Nearly 15,000 Acres Conserved in Montana National Forest, Protecting Miles of Lewis and Clark and Nez Perce NHTs

A lone pine tree stands in front of a sweeping mountain vista at sunset

Aerial view of Lolo Trails Landmark project area courtesy TPL.

Project Quick Facts:

Area secured: 14,800 acres

Trail preserved: 8 miles Lewis and Clark NHT; 12 miles Nez Perce NHT

Funding source: Federal Land and Water Conservation Fund

Land manager: USDA Forest Service

Cost of Acquisition: $10,800,000

A recent acquisition of 14,800 acres in western Montana will add to the 2-million-acre footprint of the Lolo National Forest simultaneously conserving roughly 8 miles of the Lewis and Clark National Historic Trail and about 12 miles of the Nez Perce National Historic Trail corridors designated by Congress in 1978 and 1986, respectively. The Lolo National Historic Landmark, which roughly traces the route taken by Merriweather Lewis and William Clark and their Shoshone Guides during their westward exploration of 1806 and other historical travels along Lolo Creek, will also be conserved by the acquisition.
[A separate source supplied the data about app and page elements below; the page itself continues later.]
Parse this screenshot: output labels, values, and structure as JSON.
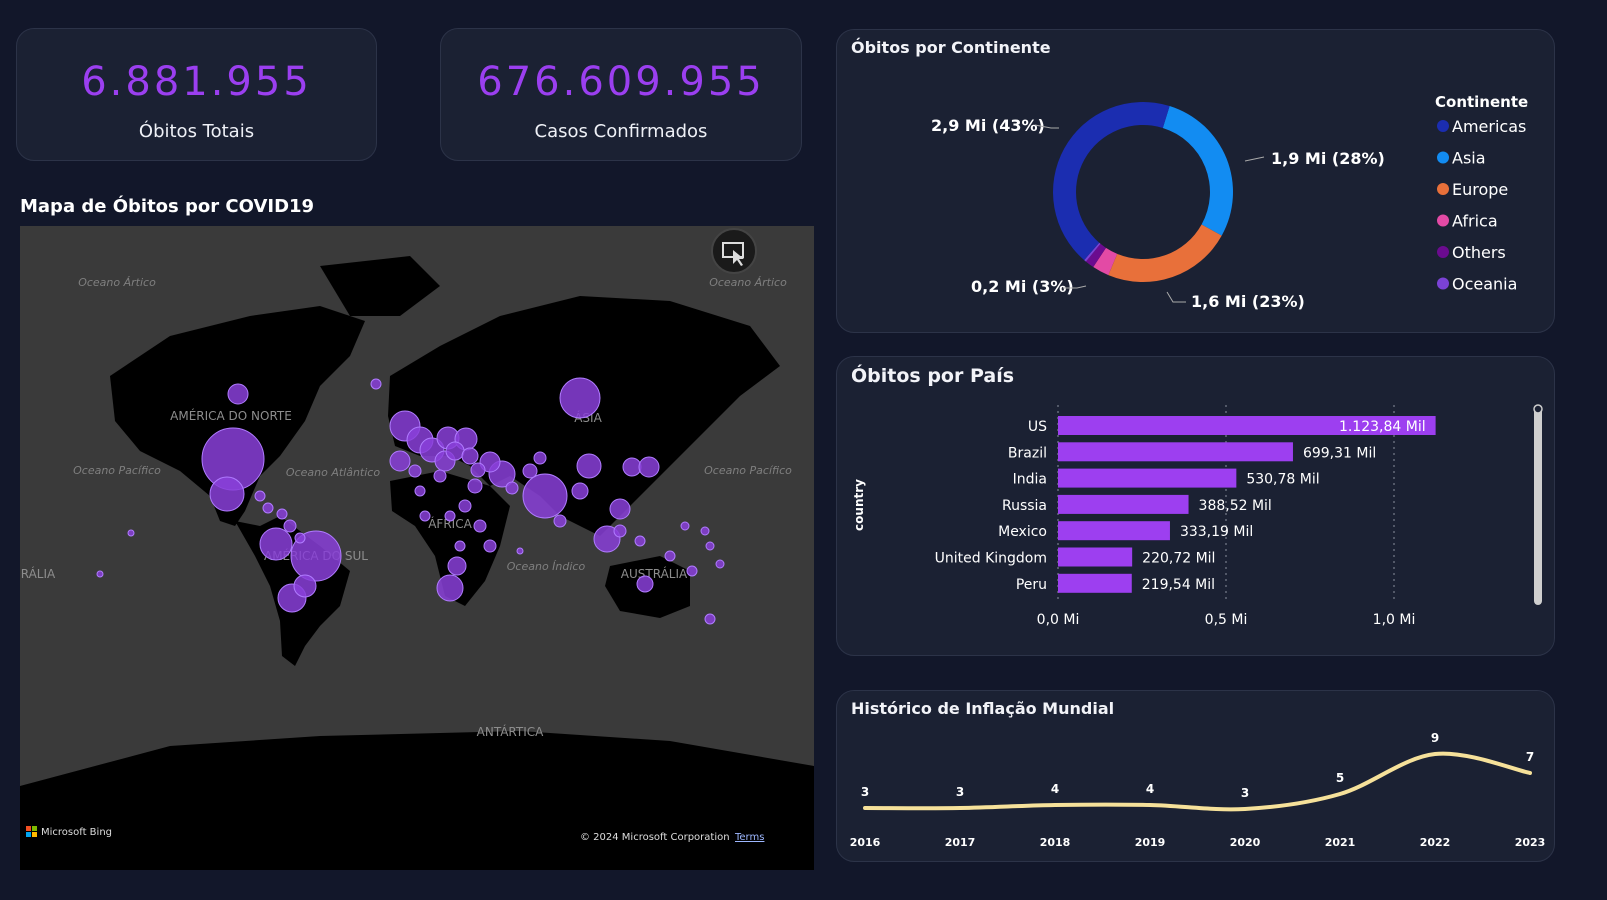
{
  "kpis": [
    {
      "value": "6.881.955",
      "label": "Óbitos Totais"
    },
    {
      "value": "676.609.955",
      "label": "Casos Confirmados"
    }
  ],
  "map": {
    "title": "Mapa de Óbitos por COVID19",
    "labels": {
      "oceano_artico_left": "Oceano Ártico",
      "oceano_artico_right": "Oceano Ártico",
      "america_norte": "AMÉRICA DO NORTE",
      "oceano_pacifico_left": "Oceano Pacífico",
      "oceano_atlantico": "Oceano Atlântico",
      "asia": "ÁSIA",
      "africa": "ÁFRICA",
      "america_sul": "AMÉRICA DO SUL",
      "oceano_indico": "Oceano Índico",
      "oceano_pacifico_right": "Oceano Pacífico",
      "australia_left": "RÁLIA",
      "australia": "AUSTRÁLIA",
      "antartica": "ANTÁRTICA"
    },
    "bing_label": "Microsoft Bing",
    "copyright": "© 2024 Microsoft Corporation",
    "terms": "Terms",
    "focus_icon": "focus-mode-icon",
    "bubble_color": "#8a3fd9"
  },
  "continents": {
    "title": "Óbitos por Continente",
    "legend_title": "Continente",
    "items": [
      {
        "name": "Americas",
        "value": 43,
        "color": "#1b2db0"
      },
      {
        "name": "Asia",
        "value": 28,
        "color": "#128cf2"
      },
      {
        "name": "Europe",
        "value": 23,
        "color": "#e8703a"
      },
      {
        "name": "Africa",
        "value": 3,
        "color": "#e34aa5"
      },
      {
        "name": "Others",
        "value": 1.6,
        "color": "#6b0b8f"
      },
      {
        "name": "Oceania",
        "value": 0.4,
        "color": "#7b42d6"
      }
    ],
    "labels": {
      "americas": "2,9 Mi (43%)",
      "asia": "1,9 Mi (28%)",
      "europe": "1,6 Mi (23%)",
      "africa": "0,2 Mi (3%)"
    }
  },
  "countries": {
    "title": "Óbitos por País",
    "axis_label": "country",
    "ticks": [
      "0,0 Mi",
      "0,5 Mi",
      "1,0 Mi"
    ],
    "bar_color": "#9d3ff0",
    "chart_data": {
      "type": "bar",
      "categories": [
        "US",
        "Brazil",
        "India",
        "Russia",
        "Mexico",
        "United Kingdom",
        "Peru"
      ],
      "values": [
        1123.84,
        699.31,
        530.78,
        388.52,
        333.19,
        220.72,
        219.54
      ],
      "value_labels": [
        "1.123,84 Mil",
        "699,31 Mil",
        "530,78 Mil",
        "388,52 Mil",
        "333,19 Mil",
        "220,72 Mil",
        "219,54 Mil"
      ],
      "xlim": [
        0,
        1200
      ]
    }
  },
  "inflation": {
    "title": "Histórico de Inflação Mundial",
    "line_color": "#f6e19a",
    "chart_data": {
      "type": "line",
      "x": [
        "2016",
        "2017",
        "2018",
        "2019",
        "2020",
        "2021",
        "2022",
        "2023"
      ],
      "values": [
        3.3,
        3.3,
        3.6,
        3.6,
        3.2,
        4.7,
        8.7,
        6.8
      ],
      "value_labels": [
        "3",
        "3",
        "4",
        "4",
        "3",
        "5",
        "9",
        "7"
      ]
    }
  }
}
The three-year process of acquiring the land began in 2018 when the landowner–a timber and real estate holding company called Weyerhaeuser–was considering divesting its Montana land holdings and so approached the Trust for Public Land about potentially purchasing one or more of their parcels in the State. Using a newly developed GIS Tool called the Northern Rockies Decision Support Tool, TPL identified the Lolo National Forest site as a high priority. Says Catherine Schmidt, a TPL Field Representative based in Bozeman, Montana who was intimately involved with the project, “This Lolo Trail Landmark Corridor really jumped out… (because) the Nez Perce National Historic Trail and Lewis and Clark National Historic Trail just sliced right through this property.”

Download (PDF, 675KB)

TPL approached USDA Forest Service (USFS) staff at the Lolo National Forest about possibly working together to acquire the historically significant parcel and found that USFS already had their eyes on the land, as well. “There was a lot of management efficiency to be gained here so we were immediately interested in and identified this (parcel) as a priority for acquisition,” says Patrick Bridegam, a Realty Specialist for the USFS based in Missoula, Montana. Bridegam says it was also clear pretty quickly that the land would meet “all of the criteria of being competitive for LWCF (Land and Water Conservation Fund) funding.”

From there, TPL calculated a rough estimate of the value of the property and realized that it was likely too expensive to be fully funded by a single LWCF request. So, the USFS and TPL went back to the landowner to negotiate a contingency contract that allowed them to break the request up over two years. The Lolo National Forest then nominated the full parcel in two pieces across two separate LWCF funding years, submitting in both the fall of 2018 and 2019 for fiscal years 2020 and 2021. Fortunately, both nominations succeeded and the USFS was able to purchase the entire 14,800-acre property for a price of $10.8 million all at once in the summer of 2021. 

For those looking to get into land acquisition for their Trails, Bridegam has some advice. “These projects really work best when there is early coordination between the agency, the partners, and the land owner,” he says. In this case, Bridegam says that early coordination “allowed us to really highlight and understand the significance of the overlap between the Historic Trails and the lands that would be coming into Forest Service management. So, the (National Historic) Trail piece was key, but it was part of a larger conversation about whether or not this acquisition was a priority or a good fit.” Still, says Bridegam, “early communication between all the parties and bringing up the significance of these trail corridors early in the process…was really what made this successful.”